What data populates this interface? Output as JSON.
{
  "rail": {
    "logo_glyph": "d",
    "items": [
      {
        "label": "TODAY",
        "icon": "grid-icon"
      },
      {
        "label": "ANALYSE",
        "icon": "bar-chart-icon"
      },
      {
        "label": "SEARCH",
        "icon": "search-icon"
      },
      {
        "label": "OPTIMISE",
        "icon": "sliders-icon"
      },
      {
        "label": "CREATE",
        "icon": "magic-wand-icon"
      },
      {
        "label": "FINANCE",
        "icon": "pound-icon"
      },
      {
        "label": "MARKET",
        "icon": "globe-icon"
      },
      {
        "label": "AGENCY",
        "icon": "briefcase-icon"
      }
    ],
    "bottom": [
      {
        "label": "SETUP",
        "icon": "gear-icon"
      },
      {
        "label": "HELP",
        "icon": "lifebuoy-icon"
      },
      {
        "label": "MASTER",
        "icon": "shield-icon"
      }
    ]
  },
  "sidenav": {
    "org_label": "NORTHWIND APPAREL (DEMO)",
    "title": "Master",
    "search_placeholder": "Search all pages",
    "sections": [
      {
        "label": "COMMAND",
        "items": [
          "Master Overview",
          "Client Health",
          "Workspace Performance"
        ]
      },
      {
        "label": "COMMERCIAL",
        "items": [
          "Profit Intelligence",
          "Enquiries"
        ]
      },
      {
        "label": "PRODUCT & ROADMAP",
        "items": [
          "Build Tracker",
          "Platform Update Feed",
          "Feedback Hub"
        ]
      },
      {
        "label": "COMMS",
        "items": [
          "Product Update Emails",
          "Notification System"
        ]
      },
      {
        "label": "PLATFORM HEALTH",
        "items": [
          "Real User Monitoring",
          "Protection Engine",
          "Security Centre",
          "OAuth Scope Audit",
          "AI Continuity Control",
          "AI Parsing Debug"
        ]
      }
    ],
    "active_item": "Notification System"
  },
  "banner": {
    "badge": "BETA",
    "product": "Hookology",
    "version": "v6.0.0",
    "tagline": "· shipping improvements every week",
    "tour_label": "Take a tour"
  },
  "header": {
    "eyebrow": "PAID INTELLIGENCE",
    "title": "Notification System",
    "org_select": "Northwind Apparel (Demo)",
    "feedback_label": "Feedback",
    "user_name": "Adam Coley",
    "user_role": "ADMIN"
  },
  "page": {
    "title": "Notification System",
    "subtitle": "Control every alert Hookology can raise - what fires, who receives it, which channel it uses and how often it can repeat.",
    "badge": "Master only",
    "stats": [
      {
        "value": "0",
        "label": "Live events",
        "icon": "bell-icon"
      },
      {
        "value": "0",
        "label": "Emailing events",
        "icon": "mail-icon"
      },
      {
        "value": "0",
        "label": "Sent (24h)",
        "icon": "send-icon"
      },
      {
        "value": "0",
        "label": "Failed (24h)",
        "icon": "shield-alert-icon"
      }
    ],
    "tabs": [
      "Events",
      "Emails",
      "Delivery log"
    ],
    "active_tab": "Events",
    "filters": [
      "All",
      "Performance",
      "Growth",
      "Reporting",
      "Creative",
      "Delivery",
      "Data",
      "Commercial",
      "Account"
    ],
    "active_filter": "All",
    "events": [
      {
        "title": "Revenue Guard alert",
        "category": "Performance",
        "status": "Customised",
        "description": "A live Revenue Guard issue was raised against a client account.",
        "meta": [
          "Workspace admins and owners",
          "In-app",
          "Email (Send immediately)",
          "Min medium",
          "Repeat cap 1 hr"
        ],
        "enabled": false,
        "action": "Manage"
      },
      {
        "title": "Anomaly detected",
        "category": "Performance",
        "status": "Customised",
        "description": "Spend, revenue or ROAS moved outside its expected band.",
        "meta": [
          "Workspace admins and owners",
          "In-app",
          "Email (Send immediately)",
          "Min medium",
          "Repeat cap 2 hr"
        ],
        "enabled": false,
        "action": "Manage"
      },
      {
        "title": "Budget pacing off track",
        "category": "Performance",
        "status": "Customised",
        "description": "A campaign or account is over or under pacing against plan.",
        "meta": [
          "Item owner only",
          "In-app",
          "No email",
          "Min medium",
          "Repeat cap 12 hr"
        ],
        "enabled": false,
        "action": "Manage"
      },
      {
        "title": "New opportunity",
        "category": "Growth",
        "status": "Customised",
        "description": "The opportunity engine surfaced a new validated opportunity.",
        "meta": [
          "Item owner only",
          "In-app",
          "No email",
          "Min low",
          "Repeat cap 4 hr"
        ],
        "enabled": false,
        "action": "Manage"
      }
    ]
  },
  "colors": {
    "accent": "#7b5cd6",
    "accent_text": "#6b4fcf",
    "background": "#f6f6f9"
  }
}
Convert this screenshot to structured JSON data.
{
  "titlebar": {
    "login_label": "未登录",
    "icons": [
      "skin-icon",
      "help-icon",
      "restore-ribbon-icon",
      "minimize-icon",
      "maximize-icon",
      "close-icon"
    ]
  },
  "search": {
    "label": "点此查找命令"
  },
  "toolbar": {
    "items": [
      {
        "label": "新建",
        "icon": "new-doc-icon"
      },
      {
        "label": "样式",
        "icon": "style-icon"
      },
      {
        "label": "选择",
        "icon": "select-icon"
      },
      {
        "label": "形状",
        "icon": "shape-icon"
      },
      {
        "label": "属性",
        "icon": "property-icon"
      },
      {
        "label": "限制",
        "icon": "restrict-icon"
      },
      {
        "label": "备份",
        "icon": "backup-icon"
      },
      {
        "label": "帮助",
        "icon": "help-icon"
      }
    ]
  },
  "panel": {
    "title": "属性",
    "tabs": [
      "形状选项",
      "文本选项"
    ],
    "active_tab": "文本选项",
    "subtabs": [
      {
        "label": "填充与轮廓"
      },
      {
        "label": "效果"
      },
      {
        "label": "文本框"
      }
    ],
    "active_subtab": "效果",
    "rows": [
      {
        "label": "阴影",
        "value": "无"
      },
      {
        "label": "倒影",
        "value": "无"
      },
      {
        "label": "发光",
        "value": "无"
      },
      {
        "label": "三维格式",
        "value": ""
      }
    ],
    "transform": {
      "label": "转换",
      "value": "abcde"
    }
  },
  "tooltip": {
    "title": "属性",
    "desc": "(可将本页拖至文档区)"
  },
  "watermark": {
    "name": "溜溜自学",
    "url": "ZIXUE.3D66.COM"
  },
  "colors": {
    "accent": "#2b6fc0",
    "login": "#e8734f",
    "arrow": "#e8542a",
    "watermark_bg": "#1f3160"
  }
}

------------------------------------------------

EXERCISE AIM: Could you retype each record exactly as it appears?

RESPONSE AREA:
What data populates this interface? Output as JSON.
{
  "rail": {
    "logo_glyph": "d",
    "items": [
      {
        "label": "TODAY",
        "icon": "grid-icon"
      },
      {
        "label": "ANALYSE",
        "icon": "bar-chart-icon"
      },
      {
        "label": "SEARCH",
        "icon": "search-icon"
      },
      {
        "label": "OPTIMISE",
        "icon": "sliders-icon"
      },
      {
        "label": "CREATE",
        "icon": "magic-wand-icon"
      },
      {
        "label": "FINANCE",
        "icon": "pound-icon"
      },
      {
        "label": "MARKET",
        "icon": "globe-icon"
      },
      {
        "label": "AGENCY",
        "icon": "briefcase-icon"
      }
    ],
    "bottom": [
      {
        "label": "SETUP",
        "icon": "gear-icon"
      },
      {
        "label": "HELP",
        "icon": "lifebuoy-icon"
      },
      {
        "label": "MASTER",
        "icon": "shield-icon"
      }
    ]
  },
  "sidenav": {
    "org_label": "NORTHWIND APPAREL (DEMO)",
    "title": "Master",
    "search_placeholder": "Search all pages",
    "sections": [
      {
        "label": "COMMAND",
        "items": [
          "Master Overview",
          "Client Health",
          "Workspace Performance"
        ]
      },
      {
        "label": "COMMERCIAL",
        "items": [
          "Profit Intelligence",
          "Enquiries"
        ]
      },
      {
        "label": "PRODUCT & ROADMAP",
        "items": [
          "Build Tracker",
          "Platform Update Feed",
          "Feedback Hub"
        ]
      },
      {
        "label": "COMMS",
        "items": [
          "Product Update Emails",
          "Notification System"
        ]
      },
      {
        "label": "PLATFORM HEALTH",
        "items": [
          "Real User Monitoring",
          "Protection Engine",
          "Security Centre",
          "OAuth Scope Audit",
          "AI Continuity Control",
          "AI Parsing Debug"
        ]
      }
    ],
    "active_item": "Notification System"
  },
  "banner": {
    "badge": "BETA",
    "product": "Hookology",
    "version": "v6.0.0",
    "tagline": "· shipping improvements every week",
    "tour_label": "Take a tour"
  },
  "header": {
    "eyebrow": "PAID INTELLIGENCE",
    "title": "Notification System",
    "org_select": "Northwind Apparel (Demo)",
    "feedback_label": "Feedback",
    "user_name": "Adam Coley",
    "user_role": "ADMIN"
  },
  "page": {
    "title": "Notification System",
    "subtitle": "Control every alert Hookology can raise - what fires, who receives it, which channel it uses and how often it can repeat.",
    "badge": "Master only",
    "stats": [
      {
        "value": "0",
        "label": "Live events",
        "icon": "bell-icon"
      },
      {
        "value": "0",
        "label": "Emailing events",
        "icon": "mail-icon"
      },
      {
        "value": "0",
        "label": "Sent (24h)",
        "icon": "send-icon"
      },
      {
        "value": "0",
        "label": "Failed (24h)",
        "icon": "shield-alert-icon"
      }
    ],
    "tabs": [
      "Events",
      "Emails",
      "Delivery log"
    ],
    "active_tab": "Events",
    "filters": [
      "All",
      "Performance",
      "Growth",
      "Reporting",
      "Creative",
      "Delivery",
      "Data",
      "Commercial",
      "Account"
    ],
    "active_filter": "All",
    "events": [
      {
        "title": "Revenue Guard alert",
        "category": "Performance",
        "status": "Customised",
        "description": "A live Revenue Guard issue was raised against a client account.",
        "meta": [
          "Workspace admins and owners",
          "In-app",
          "Email (Send immediately)",
          "Min medium",
          "Repeat cap 1 hr"
        ],
        "enabled": false,
        "action": "Manage"
      },
      {
        "title": "Anomaly detected",
        "category": "Performance",
        "status": "Customised",
        "description": "Spend, revenue or ROAS moved outside its expected band.",
        "meta": [
          "Workspace admins and owners",
          "In-app",
          "Email (Send immediately)",
          "Min medium",
          "Repeat cap 2 hr"
        ],
        "enabled": false,
        "action": "Manage"
      },
      {
        "title": "Budget pacing off track",
        "category": "Performance",
        "status": "Customised",
        "description": "A campaign or account is over or under pacing against plan.",
        "meta": [
          "Item owner only",
          "In-app",
          "No email",
          "Min medium",
          "Repeat cap 12 hr"
        ],
        "enabled": false,
        "action": "Manage"
      },
      {
        "title": "New opportunity",
        "category": "Growth",
        "status": "Customised",
        "description": "The opportunity engine surfaced a new validated opportunity.",
        "meta": [
          "Item owner only",
          "In-app",
          "No email",
          "Min low",
          "Repeat cap 4 hr"
        ],
        "enabled": false,
        "action": "Manage"
      }
    ]
  },
  "colors": {
    "accent": "#7b5cd6",
    "accent_text": "#6b4fcf",
    "background": "#f6f6f9"
  }
}
Convert this screenshot to structured JSON data.
{
  "titlebar": {
    "login_label": "未登录",
    "icons": [
      "skin-icon",
      "help-icon",
      "restore-ribbon-icon",
      "minimize-icon",
      "maximize-icon",
      "close-icon"
    ]
  },
  "search": {
    "label": "点此查找命令"
  },
  "toolbar": {
    "items": [
      {
        "label": "新建",
        "icon": "new-doc-icon"
      },
      {
        "label": "样式",
        "icon": "style-icon"
      },
      {
        "label": "选择",
        "icon": "select-icon"
      },
      {
        "label": "形状",
        "icon": "shape-icon"
      },
      {
        "label": "属性",
        "icon": "property-icon"
      },
      {
        "label": "限制",
        "icon": "restrict-icon"
      },
      {
        "label": "备份",
        "icon": "backup-icon"
      },
      {
        "label": "帮助",
        "icon": "help-icon"
      }
    ]
  },
  "panel": {
    "title": "属性",
    "tabs": [
      "形状选项",
      "文本选项"
    ],
    "active_tab": "文本选项",
    "subtabs": [
      {
        "label": "填充与轮廓"
      },
      {
        "label": "效果"
      },
      {
        "label": "文本框"
      }
    ],
    "active_subtab": "效果",
    "rows": [
      {
        "label": "阴影",
        "value": "无"
      },
      {
        "label": "倒影",
        "value": "无"
      },
      {
        "label": "发光",
        "value": "无"
      },
      {
        "label": "三维格式",
        "value": ""
      }
    ],
    "transform": {
      "label": "转换",
      "value": "abcde"
    }
  },
  "tooltip": {
    "title": "属性",
    "desc": "(可将本页拖至文档区)"
  },
  "watermark": {
    "name": "溜溜自学",
    "url": "ZIXUE.3D66.COM"
  },
  "colors": {
    "accent": "#2b6fc0",
    "login": "#e8734f",
    "arrow": "#e8542a",
    "watermark_bg": "#1f3160"
  }
}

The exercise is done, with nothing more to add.